From the natural history point of view, what makes the Black Country and Birmingham particularly interesting to me, is that none of it has been untouched by man. It's all artificial. It's what has evolved from the man's interference. For example, all of the areas around here that were quarried and then subsequently landfilled. They're now green open spaces. Now, had we not have had that quarrying in the first place, we would have probably lost all of these pieces of land to building. But because they were there, and then they were landfilled, it makes the site basically an area where you can't build on it. So it becomes a green open space. And these are the places where nature has taken back. It's just a really fascinating area.
Well, I suppose when I look back at these photographs from when I was a child and to where we're at this present time I realized just what drastic changes have taken place in just my lifetime. Absolutely unbelievable. When I was a child television was a relatively new thing. If you even had a TV you were very fortunate. We had a small set and I can remember mom coming home with a length of Cellophane paper that was blue in the top third, brown in the middle and green in the bottom third. This was then taped across the television screen to give the impression that we had a coloured television (only the very wealthy had colour in those days). The lengths people would go to get one up on the neighbours! Now things that were then unheard of are now just commonplace. And the way technology has moved forward - in my life, we've moved forward at an absolutely alarming pace. I don't think there's another generation that could've experienced where we've gone from in such a small space of time.
I've always had the philosophy that as you go through your life, you're forever reaching points where you can go one way or the other. I've also always thought that once you've made that decision where you're gonna go, you don't look back. I've done such a lot of things in my life. I never went to university, but I think I went to what you'd call the university of life. I've done so many different things and they've all been experiences. Some of them are better than others, they've all been life's experiences. I've got no regrets about that.
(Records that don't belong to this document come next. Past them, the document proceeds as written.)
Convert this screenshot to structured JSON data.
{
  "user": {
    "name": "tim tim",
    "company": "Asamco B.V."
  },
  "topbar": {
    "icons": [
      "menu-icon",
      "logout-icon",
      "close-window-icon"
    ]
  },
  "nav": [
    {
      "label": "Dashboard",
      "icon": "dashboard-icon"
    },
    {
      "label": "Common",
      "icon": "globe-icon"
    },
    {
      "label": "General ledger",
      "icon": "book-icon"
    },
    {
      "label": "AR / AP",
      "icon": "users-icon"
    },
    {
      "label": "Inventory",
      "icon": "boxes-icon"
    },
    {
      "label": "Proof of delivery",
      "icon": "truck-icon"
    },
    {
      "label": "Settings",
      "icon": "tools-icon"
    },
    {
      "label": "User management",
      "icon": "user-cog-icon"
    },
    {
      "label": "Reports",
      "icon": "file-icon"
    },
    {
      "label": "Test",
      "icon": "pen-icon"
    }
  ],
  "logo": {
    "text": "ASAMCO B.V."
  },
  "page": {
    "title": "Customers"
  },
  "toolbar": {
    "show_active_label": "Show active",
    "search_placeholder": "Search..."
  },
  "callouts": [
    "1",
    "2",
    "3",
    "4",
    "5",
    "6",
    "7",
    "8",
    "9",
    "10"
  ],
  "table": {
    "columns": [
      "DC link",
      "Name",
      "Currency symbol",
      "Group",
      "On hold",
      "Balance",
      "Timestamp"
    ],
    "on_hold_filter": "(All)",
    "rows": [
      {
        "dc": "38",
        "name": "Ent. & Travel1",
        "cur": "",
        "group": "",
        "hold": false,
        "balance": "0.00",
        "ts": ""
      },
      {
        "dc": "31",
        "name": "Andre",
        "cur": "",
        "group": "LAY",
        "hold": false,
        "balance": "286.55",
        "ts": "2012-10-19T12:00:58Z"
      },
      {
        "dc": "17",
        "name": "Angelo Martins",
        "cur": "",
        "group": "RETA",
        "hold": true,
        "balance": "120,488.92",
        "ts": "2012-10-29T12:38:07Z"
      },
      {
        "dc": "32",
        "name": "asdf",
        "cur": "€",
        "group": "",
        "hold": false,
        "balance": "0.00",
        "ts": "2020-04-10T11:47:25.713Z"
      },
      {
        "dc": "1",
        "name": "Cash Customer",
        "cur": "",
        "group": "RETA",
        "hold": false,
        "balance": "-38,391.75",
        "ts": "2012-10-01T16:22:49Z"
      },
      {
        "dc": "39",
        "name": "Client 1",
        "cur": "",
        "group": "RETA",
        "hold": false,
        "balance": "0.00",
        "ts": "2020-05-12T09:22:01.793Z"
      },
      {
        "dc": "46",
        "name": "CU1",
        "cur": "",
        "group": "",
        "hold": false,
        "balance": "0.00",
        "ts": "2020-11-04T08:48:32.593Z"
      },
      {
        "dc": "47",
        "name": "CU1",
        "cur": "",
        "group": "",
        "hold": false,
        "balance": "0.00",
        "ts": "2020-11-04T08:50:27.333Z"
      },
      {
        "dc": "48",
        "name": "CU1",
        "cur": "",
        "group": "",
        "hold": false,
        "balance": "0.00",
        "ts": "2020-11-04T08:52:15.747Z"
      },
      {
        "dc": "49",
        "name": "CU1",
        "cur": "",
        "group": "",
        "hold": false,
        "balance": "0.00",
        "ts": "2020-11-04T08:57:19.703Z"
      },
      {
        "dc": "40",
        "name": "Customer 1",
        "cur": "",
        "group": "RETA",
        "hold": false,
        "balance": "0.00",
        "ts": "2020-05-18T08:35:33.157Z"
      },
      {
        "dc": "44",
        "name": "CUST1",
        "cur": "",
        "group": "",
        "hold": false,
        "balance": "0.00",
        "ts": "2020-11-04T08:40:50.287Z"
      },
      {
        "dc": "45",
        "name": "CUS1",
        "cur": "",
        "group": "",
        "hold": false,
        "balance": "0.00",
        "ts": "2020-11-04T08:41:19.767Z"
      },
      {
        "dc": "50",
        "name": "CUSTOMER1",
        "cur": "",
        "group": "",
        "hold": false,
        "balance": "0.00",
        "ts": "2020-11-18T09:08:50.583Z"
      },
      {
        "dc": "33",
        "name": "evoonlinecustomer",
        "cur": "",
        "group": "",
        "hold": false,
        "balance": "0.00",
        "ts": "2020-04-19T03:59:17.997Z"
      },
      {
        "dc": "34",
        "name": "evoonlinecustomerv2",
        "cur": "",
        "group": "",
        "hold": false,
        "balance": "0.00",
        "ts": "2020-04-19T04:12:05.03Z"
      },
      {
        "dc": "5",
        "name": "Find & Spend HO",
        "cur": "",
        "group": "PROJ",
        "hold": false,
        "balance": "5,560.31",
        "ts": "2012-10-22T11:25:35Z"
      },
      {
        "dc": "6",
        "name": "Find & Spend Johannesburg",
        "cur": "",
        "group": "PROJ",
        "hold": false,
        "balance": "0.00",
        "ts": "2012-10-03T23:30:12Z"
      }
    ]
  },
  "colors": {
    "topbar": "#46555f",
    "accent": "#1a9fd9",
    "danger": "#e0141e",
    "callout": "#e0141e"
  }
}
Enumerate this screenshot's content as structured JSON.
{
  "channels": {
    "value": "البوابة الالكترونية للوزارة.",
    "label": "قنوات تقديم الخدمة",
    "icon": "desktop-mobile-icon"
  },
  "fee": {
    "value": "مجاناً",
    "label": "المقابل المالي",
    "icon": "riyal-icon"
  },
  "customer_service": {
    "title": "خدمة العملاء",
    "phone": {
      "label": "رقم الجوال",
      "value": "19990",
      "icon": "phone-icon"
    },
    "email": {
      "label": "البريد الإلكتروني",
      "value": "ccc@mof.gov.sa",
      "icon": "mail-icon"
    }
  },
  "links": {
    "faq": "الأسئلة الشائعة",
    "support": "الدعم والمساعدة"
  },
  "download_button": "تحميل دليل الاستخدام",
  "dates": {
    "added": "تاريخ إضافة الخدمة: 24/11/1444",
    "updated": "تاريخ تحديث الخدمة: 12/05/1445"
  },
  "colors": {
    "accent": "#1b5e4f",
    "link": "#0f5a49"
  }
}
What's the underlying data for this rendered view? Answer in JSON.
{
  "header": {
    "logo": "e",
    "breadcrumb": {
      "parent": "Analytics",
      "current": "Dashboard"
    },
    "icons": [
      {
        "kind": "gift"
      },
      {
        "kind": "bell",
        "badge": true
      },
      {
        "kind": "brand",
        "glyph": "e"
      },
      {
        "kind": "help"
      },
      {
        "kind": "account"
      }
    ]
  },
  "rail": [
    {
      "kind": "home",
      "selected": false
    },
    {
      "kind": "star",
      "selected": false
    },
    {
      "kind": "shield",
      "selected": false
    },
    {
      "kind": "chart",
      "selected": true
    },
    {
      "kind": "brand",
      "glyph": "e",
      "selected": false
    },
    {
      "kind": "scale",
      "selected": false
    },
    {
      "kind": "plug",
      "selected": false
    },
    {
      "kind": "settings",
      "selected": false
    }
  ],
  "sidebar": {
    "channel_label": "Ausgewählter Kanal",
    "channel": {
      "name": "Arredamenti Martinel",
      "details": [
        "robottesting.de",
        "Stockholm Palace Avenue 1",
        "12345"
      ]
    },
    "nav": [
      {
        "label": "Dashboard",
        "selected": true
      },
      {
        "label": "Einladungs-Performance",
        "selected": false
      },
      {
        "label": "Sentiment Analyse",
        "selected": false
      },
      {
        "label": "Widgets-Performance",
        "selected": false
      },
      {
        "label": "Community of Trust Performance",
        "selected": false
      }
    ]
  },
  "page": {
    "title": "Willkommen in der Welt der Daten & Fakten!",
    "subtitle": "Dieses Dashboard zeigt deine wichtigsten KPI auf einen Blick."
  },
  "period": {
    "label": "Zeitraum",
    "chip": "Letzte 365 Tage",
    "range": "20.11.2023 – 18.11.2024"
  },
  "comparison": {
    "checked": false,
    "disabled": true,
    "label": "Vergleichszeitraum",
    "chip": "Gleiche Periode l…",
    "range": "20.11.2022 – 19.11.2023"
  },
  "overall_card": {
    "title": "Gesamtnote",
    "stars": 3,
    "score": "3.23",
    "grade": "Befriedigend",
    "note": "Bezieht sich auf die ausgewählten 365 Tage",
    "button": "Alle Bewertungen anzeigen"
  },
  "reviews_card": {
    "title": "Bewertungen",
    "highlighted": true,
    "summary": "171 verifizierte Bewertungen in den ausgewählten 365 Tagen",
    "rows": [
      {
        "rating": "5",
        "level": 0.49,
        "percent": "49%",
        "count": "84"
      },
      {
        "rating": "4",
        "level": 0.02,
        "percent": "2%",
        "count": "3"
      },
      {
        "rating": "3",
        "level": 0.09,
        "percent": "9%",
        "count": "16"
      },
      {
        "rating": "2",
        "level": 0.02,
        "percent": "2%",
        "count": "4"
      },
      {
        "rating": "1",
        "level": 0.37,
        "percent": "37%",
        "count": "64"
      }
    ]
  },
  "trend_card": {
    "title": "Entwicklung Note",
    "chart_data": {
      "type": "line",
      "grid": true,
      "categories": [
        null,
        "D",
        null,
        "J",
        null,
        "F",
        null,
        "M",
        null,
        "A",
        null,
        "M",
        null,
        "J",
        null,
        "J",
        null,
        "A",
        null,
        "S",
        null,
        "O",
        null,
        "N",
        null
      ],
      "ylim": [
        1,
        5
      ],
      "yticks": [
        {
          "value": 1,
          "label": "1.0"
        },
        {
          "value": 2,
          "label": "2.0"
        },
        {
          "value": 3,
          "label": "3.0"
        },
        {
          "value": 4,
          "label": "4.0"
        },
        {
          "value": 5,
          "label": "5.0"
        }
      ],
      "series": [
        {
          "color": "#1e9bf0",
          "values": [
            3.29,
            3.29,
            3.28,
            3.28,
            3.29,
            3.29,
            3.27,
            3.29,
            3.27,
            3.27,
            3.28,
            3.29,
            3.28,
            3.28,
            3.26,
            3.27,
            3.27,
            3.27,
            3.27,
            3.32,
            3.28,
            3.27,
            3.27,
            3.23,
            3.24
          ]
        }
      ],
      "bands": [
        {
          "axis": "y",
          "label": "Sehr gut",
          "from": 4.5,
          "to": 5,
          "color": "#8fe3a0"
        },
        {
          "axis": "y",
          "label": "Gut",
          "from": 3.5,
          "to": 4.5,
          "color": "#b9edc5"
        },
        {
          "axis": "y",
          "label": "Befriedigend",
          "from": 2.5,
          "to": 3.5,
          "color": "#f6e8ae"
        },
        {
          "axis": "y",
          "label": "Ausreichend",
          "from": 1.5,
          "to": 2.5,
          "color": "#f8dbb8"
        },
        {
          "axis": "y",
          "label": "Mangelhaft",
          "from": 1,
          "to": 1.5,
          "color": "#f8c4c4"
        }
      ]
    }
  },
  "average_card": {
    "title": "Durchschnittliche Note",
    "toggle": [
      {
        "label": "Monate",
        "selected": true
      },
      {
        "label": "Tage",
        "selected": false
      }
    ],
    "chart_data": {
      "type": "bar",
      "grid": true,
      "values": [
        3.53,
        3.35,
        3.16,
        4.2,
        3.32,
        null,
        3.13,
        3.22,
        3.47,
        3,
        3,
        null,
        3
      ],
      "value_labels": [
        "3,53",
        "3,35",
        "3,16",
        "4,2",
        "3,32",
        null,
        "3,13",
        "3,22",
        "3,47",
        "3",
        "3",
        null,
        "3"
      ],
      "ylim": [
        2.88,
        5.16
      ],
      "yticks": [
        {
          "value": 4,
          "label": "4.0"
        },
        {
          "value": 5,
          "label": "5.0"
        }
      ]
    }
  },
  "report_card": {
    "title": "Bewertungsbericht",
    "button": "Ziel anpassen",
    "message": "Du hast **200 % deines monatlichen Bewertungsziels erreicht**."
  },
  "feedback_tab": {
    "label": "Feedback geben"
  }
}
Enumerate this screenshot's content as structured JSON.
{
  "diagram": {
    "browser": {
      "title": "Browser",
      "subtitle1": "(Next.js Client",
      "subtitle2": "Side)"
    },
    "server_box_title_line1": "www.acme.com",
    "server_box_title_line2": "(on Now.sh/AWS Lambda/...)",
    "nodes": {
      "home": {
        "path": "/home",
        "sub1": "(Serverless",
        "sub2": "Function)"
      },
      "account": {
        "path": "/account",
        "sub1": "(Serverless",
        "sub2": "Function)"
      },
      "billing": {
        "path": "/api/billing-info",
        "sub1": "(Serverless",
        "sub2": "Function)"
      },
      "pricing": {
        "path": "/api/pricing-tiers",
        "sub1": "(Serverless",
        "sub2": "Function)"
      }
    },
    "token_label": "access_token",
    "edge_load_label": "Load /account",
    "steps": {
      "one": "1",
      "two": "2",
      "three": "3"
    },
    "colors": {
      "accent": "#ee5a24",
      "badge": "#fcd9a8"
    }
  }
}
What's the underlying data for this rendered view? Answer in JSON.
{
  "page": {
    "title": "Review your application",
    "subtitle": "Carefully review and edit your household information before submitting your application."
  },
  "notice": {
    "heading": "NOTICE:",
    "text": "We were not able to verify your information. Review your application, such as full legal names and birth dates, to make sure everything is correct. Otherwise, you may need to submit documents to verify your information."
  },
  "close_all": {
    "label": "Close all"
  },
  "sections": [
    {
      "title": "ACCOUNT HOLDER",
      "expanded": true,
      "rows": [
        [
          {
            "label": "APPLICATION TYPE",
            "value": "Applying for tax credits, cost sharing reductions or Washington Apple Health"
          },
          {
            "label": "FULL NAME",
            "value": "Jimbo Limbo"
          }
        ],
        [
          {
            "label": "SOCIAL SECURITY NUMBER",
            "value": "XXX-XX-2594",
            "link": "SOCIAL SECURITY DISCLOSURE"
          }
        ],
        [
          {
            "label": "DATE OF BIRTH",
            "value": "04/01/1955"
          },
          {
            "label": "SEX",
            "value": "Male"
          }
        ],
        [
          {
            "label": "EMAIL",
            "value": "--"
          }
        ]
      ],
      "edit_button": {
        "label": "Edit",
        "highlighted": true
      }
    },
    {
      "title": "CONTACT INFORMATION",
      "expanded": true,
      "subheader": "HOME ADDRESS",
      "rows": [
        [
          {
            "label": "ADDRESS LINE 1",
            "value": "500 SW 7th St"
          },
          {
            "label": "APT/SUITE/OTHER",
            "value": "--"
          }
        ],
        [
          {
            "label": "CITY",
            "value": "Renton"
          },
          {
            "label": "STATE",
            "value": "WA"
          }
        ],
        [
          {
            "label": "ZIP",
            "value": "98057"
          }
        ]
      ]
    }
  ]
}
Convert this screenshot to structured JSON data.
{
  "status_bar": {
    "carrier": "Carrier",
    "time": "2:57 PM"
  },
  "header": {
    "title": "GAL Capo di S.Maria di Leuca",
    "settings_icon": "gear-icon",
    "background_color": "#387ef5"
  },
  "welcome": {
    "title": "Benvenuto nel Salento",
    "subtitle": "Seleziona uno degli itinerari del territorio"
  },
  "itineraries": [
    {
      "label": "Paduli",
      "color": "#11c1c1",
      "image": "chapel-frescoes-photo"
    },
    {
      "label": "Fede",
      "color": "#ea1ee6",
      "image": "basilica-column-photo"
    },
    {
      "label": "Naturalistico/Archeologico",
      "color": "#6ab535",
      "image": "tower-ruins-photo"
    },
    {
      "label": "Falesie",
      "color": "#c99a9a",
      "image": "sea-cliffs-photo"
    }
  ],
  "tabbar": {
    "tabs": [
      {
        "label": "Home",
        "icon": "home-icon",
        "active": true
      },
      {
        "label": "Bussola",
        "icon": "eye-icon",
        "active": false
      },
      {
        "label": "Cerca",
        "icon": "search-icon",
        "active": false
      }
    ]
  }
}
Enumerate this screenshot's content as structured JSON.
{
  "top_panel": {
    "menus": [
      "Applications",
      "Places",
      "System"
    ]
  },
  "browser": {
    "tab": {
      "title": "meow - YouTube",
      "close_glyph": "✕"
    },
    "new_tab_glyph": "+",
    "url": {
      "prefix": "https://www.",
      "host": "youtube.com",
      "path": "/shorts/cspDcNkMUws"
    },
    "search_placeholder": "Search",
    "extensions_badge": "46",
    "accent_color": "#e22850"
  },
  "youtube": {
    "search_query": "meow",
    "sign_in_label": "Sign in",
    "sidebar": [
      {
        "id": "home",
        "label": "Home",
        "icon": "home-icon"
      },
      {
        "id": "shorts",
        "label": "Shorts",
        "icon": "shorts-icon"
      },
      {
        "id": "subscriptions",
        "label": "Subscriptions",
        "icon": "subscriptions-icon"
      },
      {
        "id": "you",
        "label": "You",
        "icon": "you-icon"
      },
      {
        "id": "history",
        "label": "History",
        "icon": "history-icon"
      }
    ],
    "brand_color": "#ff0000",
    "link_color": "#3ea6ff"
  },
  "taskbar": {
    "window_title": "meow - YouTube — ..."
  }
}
You can read the story of Mike's dad and his experiences of World War 11 here on the Living Memory website